Exercise: Repeat only the lines between the one with "Serialize everything readable" and the end of the material below, both ends included. Omit any picture.

------------------------------------------------------------------------

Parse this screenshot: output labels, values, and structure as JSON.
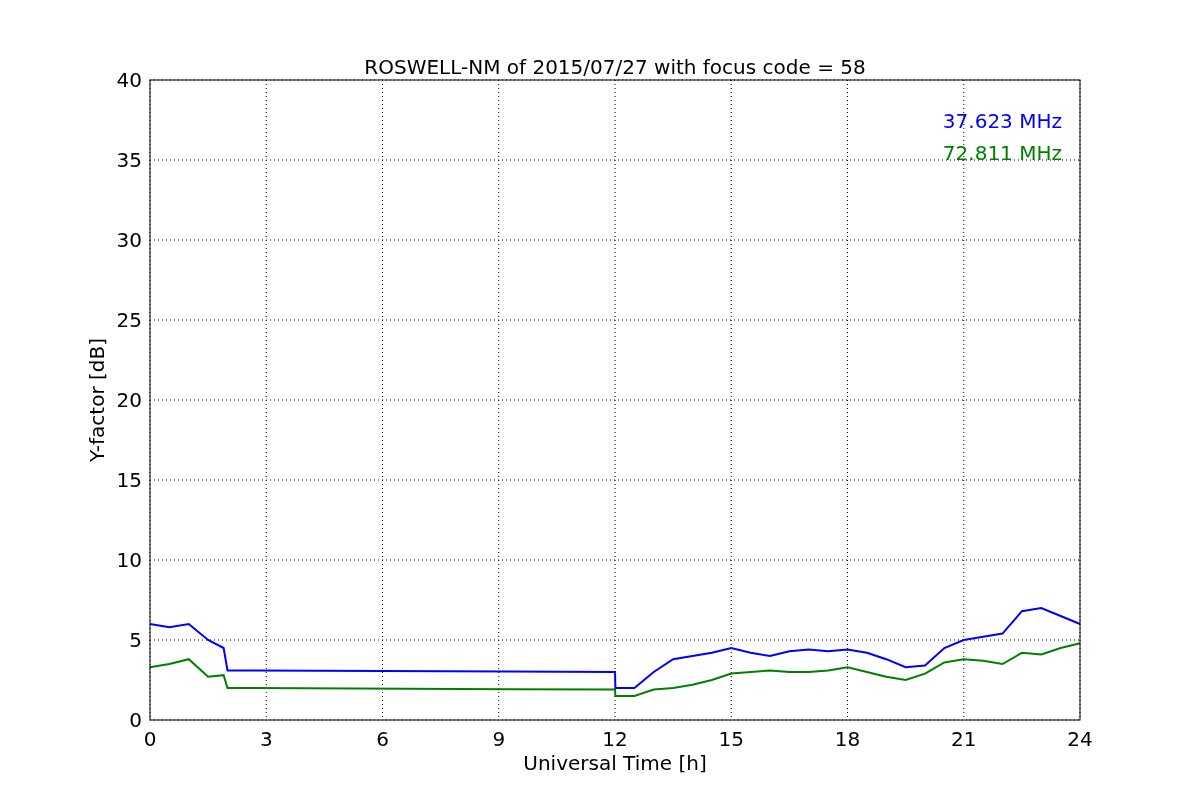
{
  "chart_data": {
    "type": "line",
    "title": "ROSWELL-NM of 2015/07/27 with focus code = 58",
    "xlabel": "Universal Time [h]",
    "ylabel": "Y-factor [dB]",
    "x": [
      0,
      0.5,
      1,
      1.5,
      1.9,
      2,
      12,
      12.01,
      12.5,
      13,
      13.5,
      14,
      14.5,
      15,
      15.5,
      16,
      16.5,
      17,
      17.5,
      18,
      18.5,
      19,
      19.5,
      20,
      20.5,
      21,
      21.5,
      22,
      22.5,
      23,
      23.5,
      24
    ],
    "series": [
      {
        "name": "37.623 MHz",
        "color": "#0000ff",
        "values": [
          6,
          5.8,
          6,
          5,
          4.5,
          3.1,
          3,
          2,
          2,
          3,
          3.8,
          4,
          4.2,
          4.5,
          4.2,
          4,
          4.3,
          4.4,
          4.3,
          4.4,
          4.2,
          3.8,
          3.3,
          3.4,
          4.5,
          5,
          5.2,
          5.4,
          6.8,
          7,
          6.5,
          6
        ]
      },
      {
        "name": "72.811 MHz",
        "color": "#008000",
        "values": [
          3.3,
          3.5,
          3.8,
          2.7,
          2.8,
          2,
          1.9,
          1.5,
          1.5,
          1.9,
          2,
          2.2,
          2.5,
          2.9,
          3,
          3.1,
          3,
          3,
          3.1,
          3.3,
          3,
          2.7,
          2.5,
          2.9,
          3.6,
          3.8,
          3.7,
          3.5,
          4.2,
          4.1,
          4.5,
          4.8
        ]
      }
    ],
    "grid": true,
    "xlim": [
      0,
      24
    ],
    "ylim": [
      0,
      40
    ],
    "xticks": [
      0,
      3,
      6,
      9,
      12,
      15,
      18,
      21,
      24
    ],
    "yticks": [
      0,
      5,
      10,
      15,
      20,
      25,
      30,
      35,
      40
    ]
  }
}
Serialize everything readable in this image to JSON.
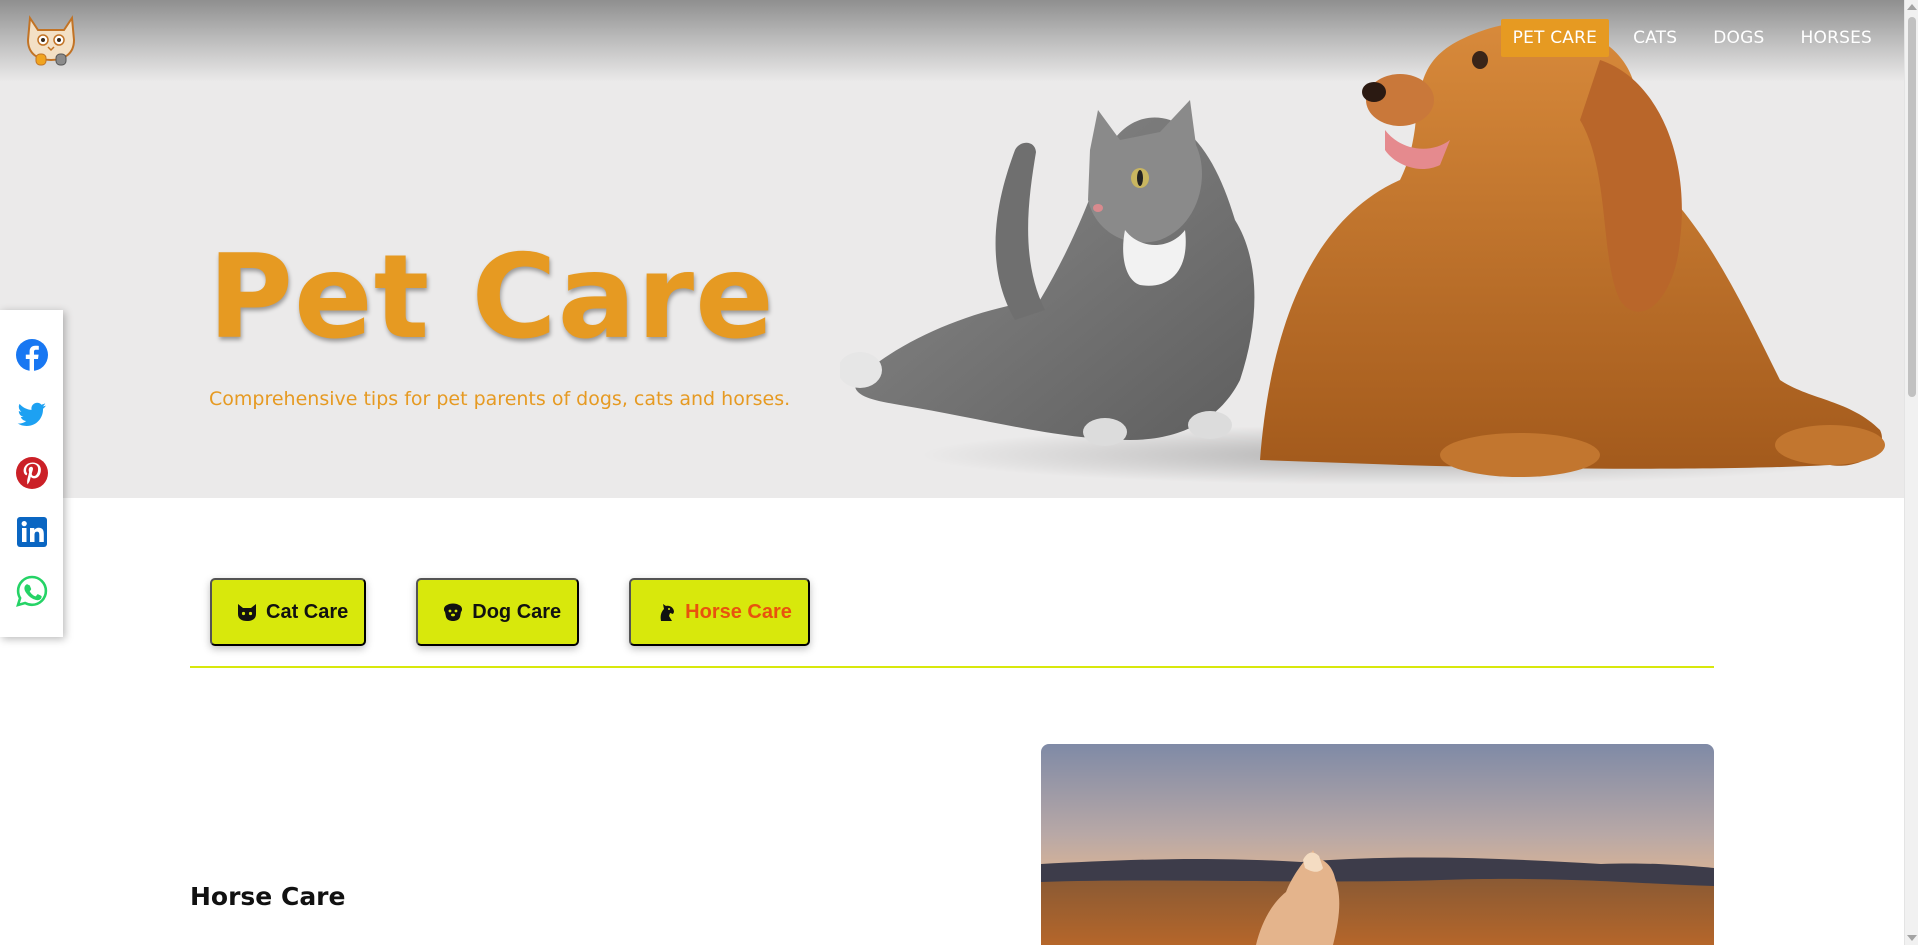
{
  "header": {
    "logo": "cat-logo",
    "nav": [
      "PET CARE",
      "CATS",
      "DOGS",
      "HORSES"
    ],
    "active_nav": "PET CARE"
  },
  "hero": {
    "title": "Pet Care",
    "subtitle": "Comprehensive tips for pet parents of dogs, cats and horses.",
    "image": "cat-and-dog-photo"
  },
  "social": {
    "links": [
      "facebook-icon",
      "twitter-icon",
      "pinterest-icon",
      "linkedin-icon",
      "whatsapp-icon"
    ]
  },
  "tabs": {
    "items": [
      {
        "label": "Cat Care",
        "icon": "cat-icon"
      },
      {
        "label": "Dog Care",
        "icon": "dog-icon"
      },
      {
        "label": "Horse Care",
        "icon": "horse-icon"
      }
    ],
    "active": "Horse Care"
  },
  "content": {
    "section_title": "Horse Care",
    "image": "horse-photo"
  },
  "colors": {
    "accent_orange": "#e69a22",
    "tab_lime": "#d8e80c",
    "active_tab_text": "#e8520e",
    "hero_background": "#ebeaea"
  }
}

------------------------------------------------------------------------

Result of this exercise:
Serialize everything readable in this image to JSON.
{
  "header": {
    "logo": "cat-logo",
    "nav": [
      "PET CARE",
      "CATS",
      "DOGS",
      "HORSES"
    ],
    "active_nav": "PET CARE"
  },
  "hero": {
    "title": "Pet Care",
    "subtitle": "Comprehensive tips for pet parents of dogs, cats and horses.",
    "image": "cat-and-dog-photo"
  },
  "social": {
    "links": [
      "facebook-icon",
      "twitter-icon",
      "pinterest-icon",
      "linkedin-icon",
      "whatsapp-icon"
    ]
  },
  "tabs": {
    "items": [
      {
        "label": "Cat Care",
        "icon": "cat-icon"
      },
      {
        "label": "Dog Care",
        "icon": "dog-icon"
      },
      {
        "label": "Horse Care",
        "icon": "horse-icon"
      }
    ],
    "active": "Horse Care"
  },
  "content": {
    "section_title": "Horse Care",
    "image": "horse-photo"
  },
  "colors": {
    "accent_orange": "#e69a22",
    "tab_lime": "#d8e80c",
    "active_tab_text": "#e8520e",
    "hero_background": "#ebeaea"
  }
}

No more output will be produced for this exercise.